**WHAT IS BEING ASKED:** In full and without changes, output the data.

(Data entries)
------------------------------------------------------------------------

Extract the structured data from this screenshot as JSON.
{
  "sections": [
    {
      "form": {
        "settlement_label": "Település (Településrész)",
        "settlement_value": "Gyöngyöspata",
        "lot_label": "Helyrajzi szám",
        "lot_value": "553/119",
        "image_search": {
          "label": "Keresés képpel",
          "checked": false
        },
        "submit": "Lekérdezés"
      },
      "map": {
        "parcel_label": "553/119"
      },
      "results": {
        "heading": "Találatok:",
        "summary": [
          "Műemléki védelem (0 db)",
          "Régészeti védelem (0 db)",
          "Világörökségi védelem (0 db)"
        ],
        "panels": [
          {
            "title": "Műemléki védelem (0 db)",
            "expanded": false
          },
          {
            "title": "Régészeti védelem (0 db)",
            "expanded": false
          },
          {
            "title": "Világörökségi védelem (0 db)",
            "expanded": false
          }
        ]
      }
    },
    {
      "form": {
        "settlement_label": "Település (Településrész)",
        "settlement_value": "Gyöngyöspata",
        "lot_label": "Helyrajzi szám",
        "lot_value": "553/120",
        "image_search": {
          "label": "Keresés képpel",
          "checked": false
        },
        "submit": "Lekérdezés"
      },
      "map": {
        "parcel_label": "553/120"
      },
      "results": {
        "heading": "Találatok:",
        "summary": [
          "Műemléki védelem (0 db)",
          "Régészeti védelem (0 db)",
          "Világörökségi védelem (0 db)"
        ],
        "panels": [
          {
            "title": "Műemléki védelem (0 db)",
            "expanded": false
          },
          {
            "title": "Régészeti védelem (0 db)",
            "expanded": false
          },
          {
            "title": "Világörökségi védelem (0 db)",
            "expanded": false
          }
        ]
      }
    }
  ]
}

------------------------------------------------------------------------

**RESULT OF THE EXERCISE:**
Extract the structured data from this screenshot as JSON.
{
  "sections": [
    {
      "form": {
        "settlement_label": "Település (Településrész)",
        "settlement_value": "Gyöngyöspata",
        "lot_label": "Helyrajzi szám",
        "lot_value": "553/119",
        "image_search": {
          "label": "Keresés képpel",
          "checked": false
        },
        "submit": "Lekérdezés"
      },
      "map": {
        "parcel_label": "553/119"
      },
      "results": {
        "heading": "Találatok:",
        "summary": [
          "Műemléki védelem (0 db)",
          "Régészeti védelem (0 db)",
          "Világörökségi védelem (0 db)"
        ],
        "panels": [
          {
            "title": "Műemléki védelem (0 db)",
            "expanded": false
          },
          {
            "title": "Régészeti védelem (0 db)",
            "expanded": false
          },
          {
            "title": "Világörökségi védelem (0 db)",
            "expanded": false
          }
        ]
      }
    },
    {
      "form": {
        "settlement_label": "Település (Településrész)",
        "settlement_value": "Gyöngyöspata",
        "lot_label": "Helyrajzi szám",
        "lot_value": "553/120",
        "image_search": {
          "label": "Keresés képpel",
          "checked": false
        },
        "submit": "Lekérdezés"
      },
      "map": {
        "parcel_label": "553/120"
      },
      "results": {
        "heading": "Találatok:",
        "summary": [
          "Műemléki védelem (0 db)",
          "Régészeti védelem (0 db)",
          "Világörökségi védelem (0 db)"
        ],
        "panels": [
          {
            "title": "Műemléki védelem (0 db)",
            "expanded": false
          },
          {
            "title": "Régészeti védelem (0 db)",
            "expanded": false
          },
          {
            "title": "Világörökségi védelem (0 db)",
            "expanded": false
          }
        ]
      }
    }
  ]
}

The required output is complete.